This one is a huge myth.
We can’t speak for every buyer out there. But it is generally true that today’s home buyers actually care a lot about a home’s energy-efficiency. In fact, according to data from the National Association of Home Builders, buyers are willing to pay on average an additional $8,728 upfront on a home in order to save $1,000 per year on utility bills.
What does this mean for your Home Energy Score? If you’re planning to put your house on the market—or think you might at some point in the future—making energy-efficient changes could pay off big time in the form of a higher resale value. Sure, making changes in your home could cost you money upfront. But if you are able to boast an appealing Home Energy Score to future buyers via smart energy efficiency investments, you position yourself for a positive return on your hard-earned money.
A Home Energy Score Makes Housing Unaffordable: FICTION
Sometimes people confuse the order of operations when it comes to a Home Energy Score. They do this by thinking that a Home Energy Score makes housing less affordable. But, ultimately, that’s untrue. Housing affordability is primarily based on supply and demand—not information or scoring. A Home Energy Score simply gives buyers and owners more knowledge about the home they’re buying or the home they own. Think about life before Zillow or other online real estate research tools. The Home Energy Score provides similar information to empower buyers and sellers, alike. Without a Home Energy Score, homeowners and buyers can’t necessarily fully understand a given home’s monthly operating expenses. With it, they can be confident they are in a home with expenses that fit their budget.
Home Energy Score Evaluations are Too Expensive: FICTION(-ish)
We’re tempted to outright respond to this with a big, outright nope. But we understand that expensive is a relative term and everyone’s budget is different. So, with that in mind, we will confidently say that Home Energy Score assessments are more affordable than you might think.
It takes about one hour for a Home Energy Score assessor to evaluate a home and generate a score. Certified assessors can’t necessarily be found in every town. But if you have one in your area, he or she will likely charge between $50 and $200. The amount generally depends on where you live, the size of your home, and whether or not a Home Energy Score is required in your state. Some local incentives are also available to subsidize (or completely cover) this cost—something worth checking out in your research!
So, is a home audit cheaper than $10? No. But, is it hundreds upon hundreds of dollars down the drain? No way. For many homes in the US, the energy efficiency recommendations that they provide present the opportunity for significantly more savings in the years to come.
How to Get Your Home’s Score
A Home Energy Score assessment typically takes about an hour, and it’s relatively non-evasive. With an evaluation, you’ll get:
- Your home’s current score

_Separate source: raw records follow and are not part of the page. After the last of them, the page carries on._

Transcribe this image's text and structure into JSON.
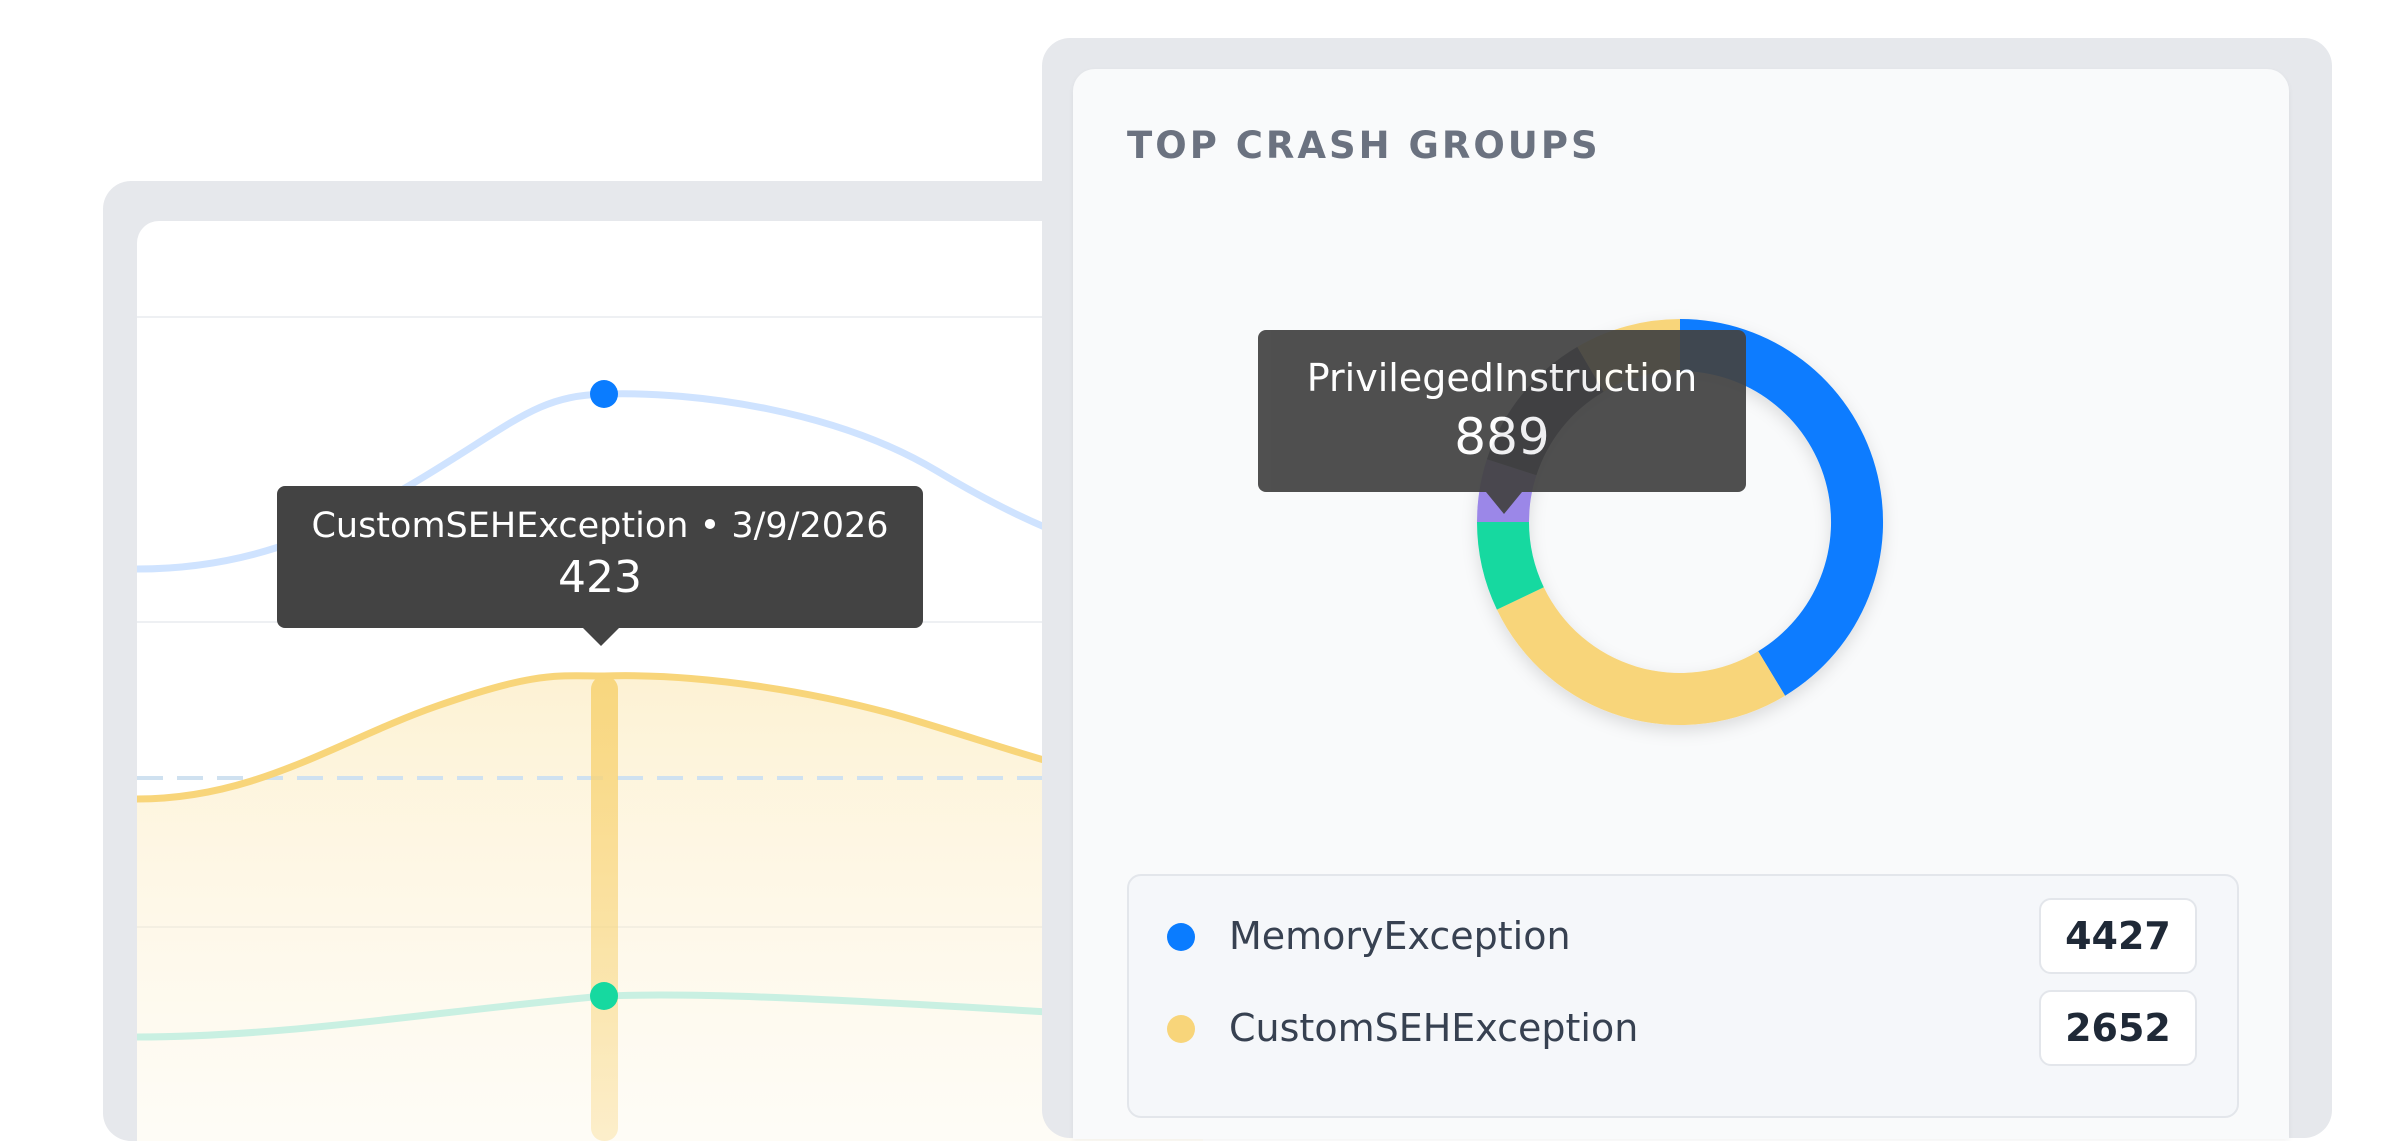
{
  "colors": {
    "MemoryException": "#0a7cff",
    "CustomSEHException": "#f8d57a",
    "green_series": "#16d9a0",
    "PrivilegedInstruction": "#9b87e8",
    "dark_segment": "#1f2540"
  },
  "line_chart": {
    "tooltip": {
      "title": "CustomSEHException • 3/9/2026",
      "value": "423"
    }
  },
  "crash_groups": {
    "title": "TOP CRASH GROUPS",
    "tooltip": {
      "title": "PrivilegedInstruction",
      "value": "889"
    },
    "legend": [
      {
        "label": "MemoryException",
        "count": "4427",
        "color": "#0a7cff"
      },
      {
        "label": "CustomSEHException",
        "count": "2652",
        "color": "#f8d57a"
      }
    ]
  }
}
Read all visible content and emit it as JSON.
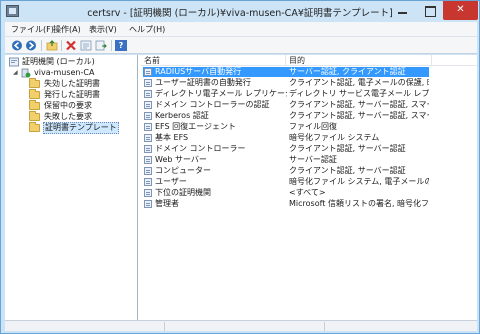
{
  "window": {
    "title": "certsrv - [証明機関 (ローカル)¥viva-musen-CA¥証明書テンプレート]"
  },
  "menu": [
    "ファイル(F)",
    "操作(A)",
    "表示(V)",
    "ヘルプ(H)"
  ],
  "toolbar": {
    "buttons": [
      "back-arrow-icon",
      "forward-arrow-icon",
      "up-folder-icon",
      "delete-icon",
      "properties-icon",
      "export-list-icon",
      "help-icon"
    ],
    "help_label": "?"
  },
  "tree": {
    "root": "証明機関 (ローカル)",
    "ca": "viva-musen-CA",
    "folders": [
      "失効した証明書",
      "発行した証明書",
      "保留中の要求",
      "失敗した要求",
      "証明書テンプレート"
    ]
  },
  "list": {
    "headers": [
      "名前",
      "目的"
    ],
    "rows": [
      {
        "name": "RADIUSサーバ自動発行",
        "purpose": "サーバー認証, クライアント認証"
      },
      {
        "name": "ユーザー証明書の自動発行",
        "purpose": "クライアント認証, 電子メールの保護, 暗号..."
      },
      {
        "name": "ディレクトリ電子メール レプリケーション",
        "purpose": "ディレクトリ サービス電子メール レプリケー..."
      },
      {
        "name": "ドメイン コントローラーの認証",
        "purpose": "クライアント認証, サーバー認証, スマート カ..."
      },
      {
        "name": "Kerberos 認証",
        "purpose": "クライアント認証, サーバー認証, スマート カ..."
      },
      {
        "name": "EFS 回復エージェント",
        "purpose": "ファイル回復"
      },
      {
        "name": "基本 EFS",
        "purpose": "暗号化ファイル システム"
      },
      {
        "name": "ドメイン コントローラー",
        "purpose": "クライアント認証, サーバー認証"
      },
      {
        "name": "Web サーバー",
        "purpose": "サーバー認証"
      },
      {
        "name": "コンピューター",
        "purpose": "クライアント認証, サーバー認証"
      },
      {
        "name": "ユーザー",
        "purpose": "暗号化ファイル システム, 電子メールの保護..."
      },
      {
        "name": "下位の証明機関",
        "purpose": "<すべて>"
      },
      {
        "name": "管理者",
        "purpose": "Microsoft 信頼リストの署名, 暗号化ファ..."
      }
    ]
  },
  "colors": {
    "selection": "#3399ff",
    "close_button": "#c7362f",
    "titlebar": "#cde4f7"
  }
}
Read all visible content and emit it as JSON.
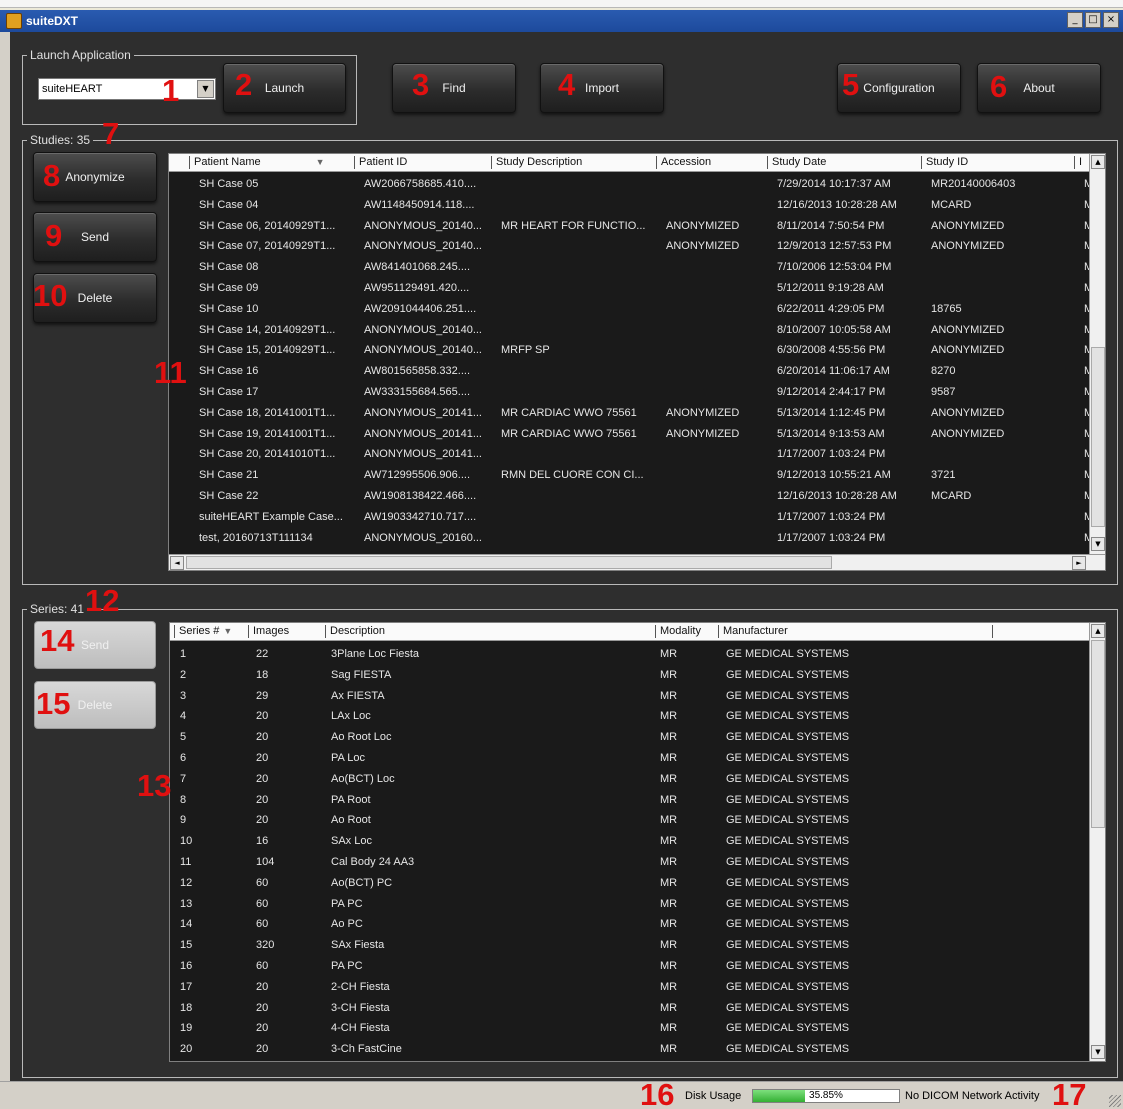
{
  "window": {
    "title": "suiteDXT",
    "minimize": "_",
    "maximize": "□",
    "close": "×"
  },
  "launch": {
    "legend": "Launch Application",
    "selected": "suiteHEART",
    "combo_arrow": "▼",
    "launch_label": "Launch"
  },
  "toolbar": {
    "find_label": "Find",
    "import_label": "Import",
    "configuration_label": "Configuration",
    "about_label": "About"
  },
  "studies": {
    "legend": "Studies: 35",
    "actions": {
      "anonymize": "Anonymize",
      "send": "Send",
      "delete": "Delete"
    },
    "sort_glyph": "▼",
    "columns": [
      "Patient Name",
      "Patient ID",
      "Study Description",
      "Accession",
      "Study Date",
      "Study ID",
      "I"
    ],
    "rows": [
      [
        "SH Case  05",
        "AW2066758685.410....",
        "",
        "",
        "7/29/2014 10:17:37 AM",
        "MR20140006403",
        "M"
      ],
      [
        "SH Case 04",
        "AW1148450914.118....",
        "",
        "",
        "12/16/2013 10:28:28 AM",
        "MCARD",
        "M"
      ],
      [
        "SH Case 06, 20140929T1...",
        "ANONYMOUS_20140...",
        "MR HEART FOR FUNCTIO...",
        "ANONYMIZED",
        "8/11/2014 7:50:54 PM",
        "ANONYMIZED",
        "M"
      ],
      [
        "SH Case 07, 20140929T1...",
        "ANONYMOUS_20140...",
        "",
        "ANONYMIZED",
        "12/9/2013 12:57:53 PM",
        "ANONYMIZED",
        "M"
      ],
      [
        "SH Case 08",
        "AW841401068.245....",
        "",
        "",
        "7/10/2006 12:53:04 PM",
        "",
        "M"
      ],
      [
        "SH Case 09",
        "AW951129491.420....",
        "",
        "",
        "5/12/2011 9:19:28 AM",
        "",
        "M"
      ],
      [
        "SH Case 10",
        "AW2091044406.251....",
        "",
        "",
        "6/22/2011 4:29:05 PM",
        "18765",
        "M"
      ],
      [
        "SH Case 14, 20140929T1...",
        "ANONYMOUS_20140...",
        "",
        "",
        "8/10/2007 10:05:58 AM",
        "ANONYMIZED",
        "M"
      ],
      [
        "SH Case 15, 20140929T1...",
        "ANONYMOUS_20140...",
        "MRFP SP",
        "",
        "6/30/2008 4:55:56 PM",
        "ANONYMIZED",
        "M"
      ],
      [
        "SH Case 16",
        "AW801565858.332....",
        "",
        "",
        "6/20/2014 11:06:17 AM",
        "8270",
        "M"
      ],
      [
        "SH Case 17",
        "AW333155684.565....",
        "",
        "",
        "9/12/2014 2:44:17 PM",
        "9587",
        "M"
      ],
      [
        "SH Case 18, 20141001T1...",
        "ANONYMOUS_20141...",
        "MR CARDIAC WWO 75561",
        "ANONYMIZED",
        "5/13/2014 1:12:45 PM",
        "ANONYMIZED",
        "M"
      ],
      [
        "SH Case 19, 20141001T1...",
        "ANONYMOUS_20141...",
        "MR CARDIAC WWO 75561",
        "ANONYMIZED",
        "5/13/2014 9:13:53 AM",
        "ANONYMIZED",
        "M"
      ],
      [
        "SH Case 20, 20141010T1...",
        "ANONYMOUS_20141...",
        "",
        "",
        "1/17/2007 1:03:24 PM",
        "",
        "M"
      ],
      [
        "SH Case 21",
        "AW712995506.906....",
        "RMN DEL CUORE CON CI...",
        "",
        "9/12/2013 10:55:21 AM",
        "3721",
        "M"
      ],
      [
        "SH Case 22",
        "AW1908138422.466....",
        "",
        "",
        "12/16/2013 10:28:28 AM",
        "MCARD",
        "M"
      ],
      [
        "suiteHEART Example Case...",
        "AW1903342710.717....",
        "",
        "",
        "1/17/2007 1:03:24 PM",
        "",
        "M"
      ],
      [
        "test, 20160713T111134",
        "ANONYMOUS_20160...",
        "",
        "",
        "1/17/2007 1:03:24 PM",
        "",
        "M"
      ]
    ]
  },
  "series": {
    "legend": "Series: 41",
    "actions": {
      "send": "Send",
      "delete": "Delete"
    },
    "sort_glyph": "▼",
    "columns": [
      "Series #",
      "Images",
      "Description",
      "Modality",
      "Manufacturer",
      ""
    ],
    "rows": [
      [
        "1",
        "22",
        "3Plane Loc Fiesta",
        "MR",
        "GE MEDICAL SYSTEMS"
      ],
      [
        "2",
        "18",
        "Sag FIESTA",
        "MR",
        "GE MEDICAL SYSTEMS"
      ],
      [
        "3",
        "29",
        "Ax FIESTA",
        "MR",
        "GE MEDICAL SYSTEMS"
      ],
      [
        "4",
        "20",
        "LAx Loc",
        "MR",
        "GE MEDICAL SYSTEMS"
      ],
      [
        "5",
        "20",
        "Ao Root Loc",
        "MR",
        "GE MEDICAL SYSTEMS"
      ],
      [
        "6",
        "20",
        "PA  Loc",
        "MR",
        "GE MEDICAL SYSTEMS"
      ],
      [
        "7",
        "20",
        "Ao(BCT) Loc",
        "MR",
        "GE MEDICAL SYSTEMS"
      ],
      [
        "8",
        "20",
        "PA Root",
        "MR",
        "GE MEDICAL SYSTEMS"
      ],
      [
        "9",
        "20",
        "Ao Root",
        "MR",
        "GE MEDICAL SYSTEMS"
      ],
      [
        "10",
        "16",
        "SAx Loc",
        "MR",
        "GE MEDICAL SYSTEMS"
      ],
      [
        "11",
        "104",
        "Cal Body 24 AA3",
        "MR",
        "GE MEDICAL SYSTEMS"
      ],
      [
        "12",
        "60",
        "Ao(BCT) PC",
        "MR",
        "GE MEDICAL SYSTEMS"
      ],
      [
        "13",
        "60",
        "PA PC",
        "MR",
        "GE MEDICAL SYSTEMS"
      ],
      [
        "14",
        "60",
        "Ao PC",
        "MR",
        "GE MEDICAL SYSTEMS"
      ],
      [
        "15",
        "320",
        "SAx Fiesta",
        "MR",
        "GE MEDICAL SYSTEMS"
      ],
      [
        "16",
        "60",
        "PA PC",
        "MR",
        "GE MEDICAL SYSTEMS"
      ],
      [
        "17",
        "20",
        "2-CH Fiesta",
        "MR",
        "GE MEDICAL SYSTEMS"
      ],
      [
        "18",
        "20",
        "3-CH Fiesta",
        "MR",
        "GE MEDICAL SYSTEMS"
      ],
      [
        "19",
        "20",
        "4-CH Fiesta",
        "MR",
        "GE MEDICAL SYSTEMS"
      ],
      [
        "20",
        "20",
        "3-Ch FastCine",
        "MR",
        "GE MEDICAL SYSTEMS"
      ]
    ]
  },
  "scroll_glyphs": {
    "up": "▲",
    "down": "▼",
    "left": "◄",
    "right": "►"
  },
  "status": {
    "disk_label": "Disk Usage",
    "disk_percent_text": "35.85%",
    "disk_fraction": 0.3585,
    "network": "No DICOM Network Activity"
  },
  "callouts": [
    "1",
    "2",
    "3",
    "4",
    "5",
    "6",
    "7",
    "8",
    "9",
    "10",
    "11",
    "12",
    "13",
    "14",
    "15",
    "16",
    "17"
  ],
  "colors": {
    "callout": "#e01010",
    "panel": "#2e2e2e",
    "disk_fill": "#34b034"
  }
}
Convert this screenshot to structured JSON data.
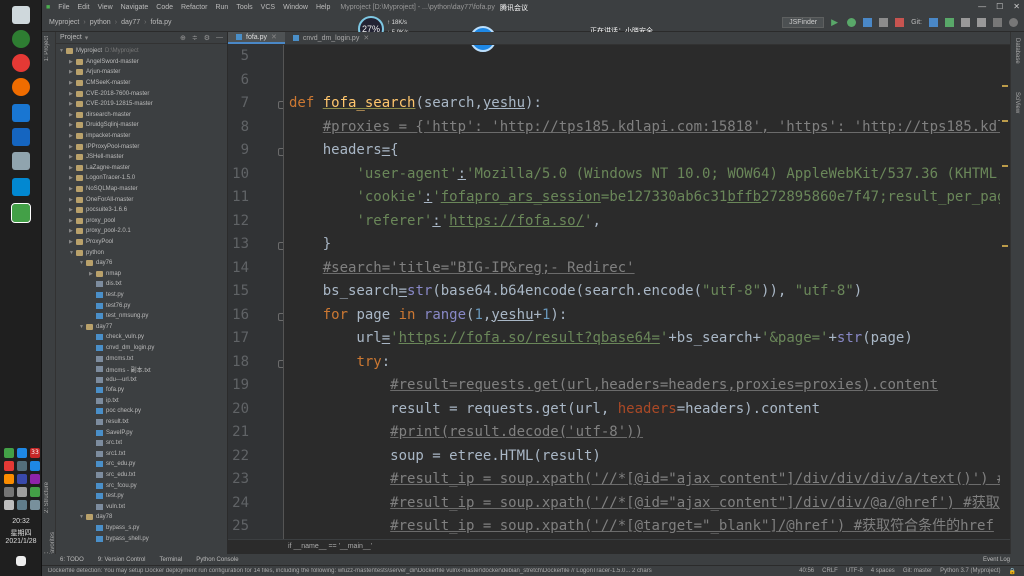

- Recommendations for efficiency improvements
- Savings estimates for each recommended improvement
- Your home’s potential score if you make recommended improvements
Check out the U.S. DOE Find an Assessor Tool to find an energy assessor who can offer you a Home Energy Score and evaluation. You can also visit the U.S. DOE Partner Map to see which organizations may have assessors in your region.
Keep Score of your Battle Against Energy Waste
As you can see, there are many reasons to get a Home Energy Score, particularly as we seek to find room in our household budgets. By taking this step, you gain the knowledge required to prioritize impactful improvements in the way your home uses energy. You also empower yourself as a home seller (through higher potential offers for your home) and as a home buyer (by understanding how to read the score and knowing what to ask for—more on this to come in our next post, so stay tuned!).
Interested in learning more about your home’s energy efficiency potential? Want to develop a stronger grasp on easy energy-saving changes you can make to help save our planet and your wallet? You’re in the right place. Keep up with the WattDoesItUse blog for monthly updates and inspiration right to your inbox!